Members of the 'EMS Live' team are, from left, Allison Busdeker, 14, Noah Caris, 13, Ashton Brown, 14, Katelyn Miller, 14, Jessica Thornton, 14.
zapotosky / blade Enlarge
Several Eastwood Middle School students say they try to act like news anchor Chrys Peterson of WTOL-TV, Channel 11, or sports anchor Brad Fanning of WUPW-TV, Channel 36, while on camera, but readily admit that it doesn't always work.
The five eighth-grade students who make up the "EMS Live" news team in Pemberville try to deliver their reports like the pros, but sometimes can't help the giggles and telling jokes.
"We try to make it funny or no one will watch it," said Katelyn Miller, 14. "I think it needs to be funny."
"EMS Live" is a news show produced by middle-school students for their peers to inform them every Friday morning of upcoming school and community events, said Cindy Stanfield, a social studies and computer teacher who helps film and edit the show.
"I think the students can relate to it," said Allison Busdeker, 14, the entertainment reporter. "It's stuff they probably are involved in."
The students deliver the news, weather, sports, and entertainment reports from memory or through conducting on-screen interviews amid extra features, like the joke of the week.
"We talk about what kids want to hear about, like dances, sports, and entertainment," Katelyn said.
Ms. Stanfield said the school's rotations team - a group of about a dozen people who have contact with all middle-school grade levels - came up with the idea for the show in the fall, and implemented it after seeking out student nominations from eighth-grade teachers.
Teachers nominated five eighth graders - known as "the team," as one teacher referred to them as - to produce the show based on their writing skills, grades, and personality.
Noah Caris, 13, joins Katelyn as the two news anchors because they said they enjoy interviewing on a variety of topics.
"I get to cover everything," Noah said, adding that his favorite assignment so far has been asking what his peers were planning to do on spring break.

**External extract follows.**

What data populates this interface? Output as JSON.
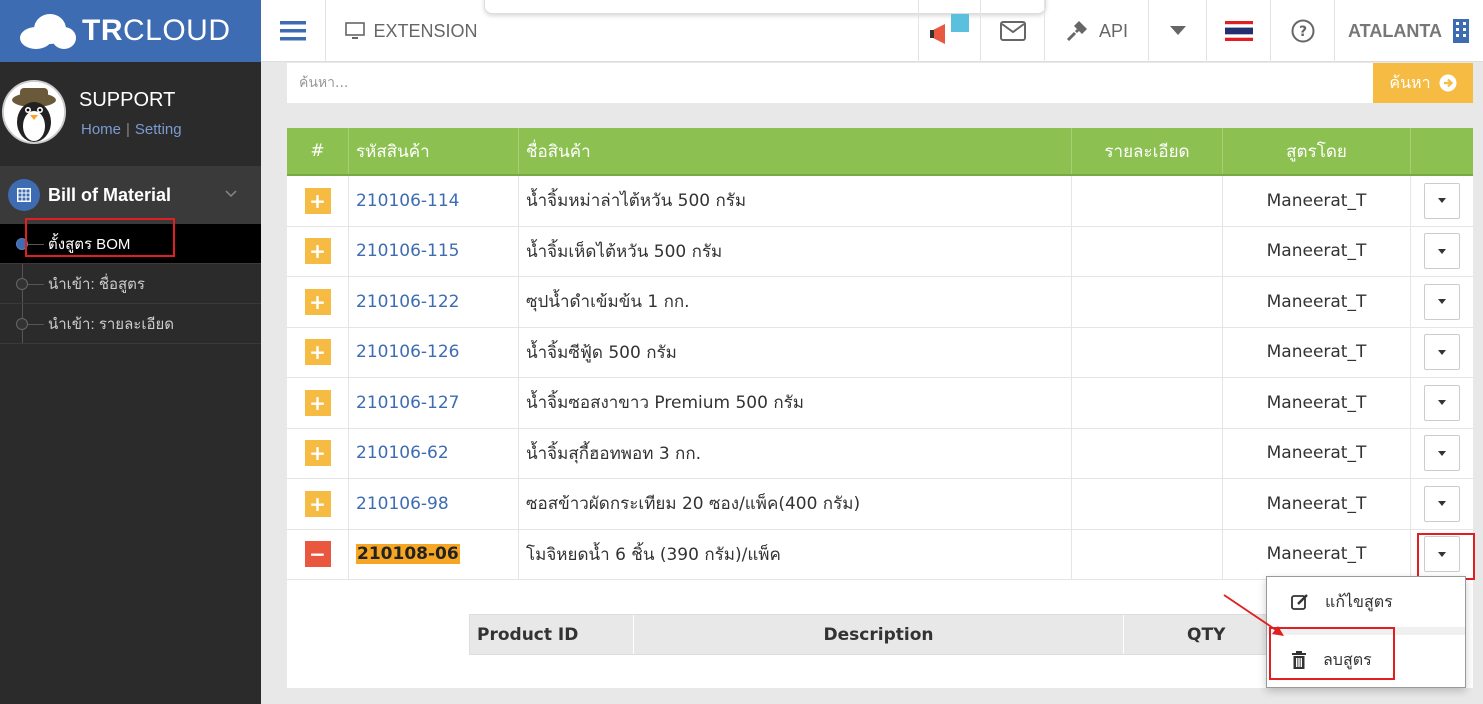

"They're very energetic," Ms. Stanfield said, adding that she's heard positive feedback from teachers and the administration about the show. "They're an easy group to work with. You give them direction, and they put their own creative spin on it."
From wearing oversized pink sunglasses to having her feet in a kiddie pool next to a pile of snow while delivering her weather report, Jessica Thornton, 14, is the comedian of the group, Ms. Stanfield said.
"I'm known as 'the weather girl'●" Jessica said. "But it's not hard doing the weather. I'd rather do that than sit in class."
If they weren't filming the show three times a week, the students would be sitting in their academic assistance class, which is held 29 minutes before their first class begins.
Because she is rushed filming and editing during the week, Ms. Stanfield said she would like to see the show offered as a class. "It's such a short amount of time [to film and edit], Ms. Stanfield said. "Right now, we film where we can with props we can get."
But the team agreed that working on the show was much more fun than sitting in class.
"I like having fun before school," said sportscaster Ashton Brown, 14, a member of the football, wrestling, track, and baseball teams. "This is probably my favorite part of school."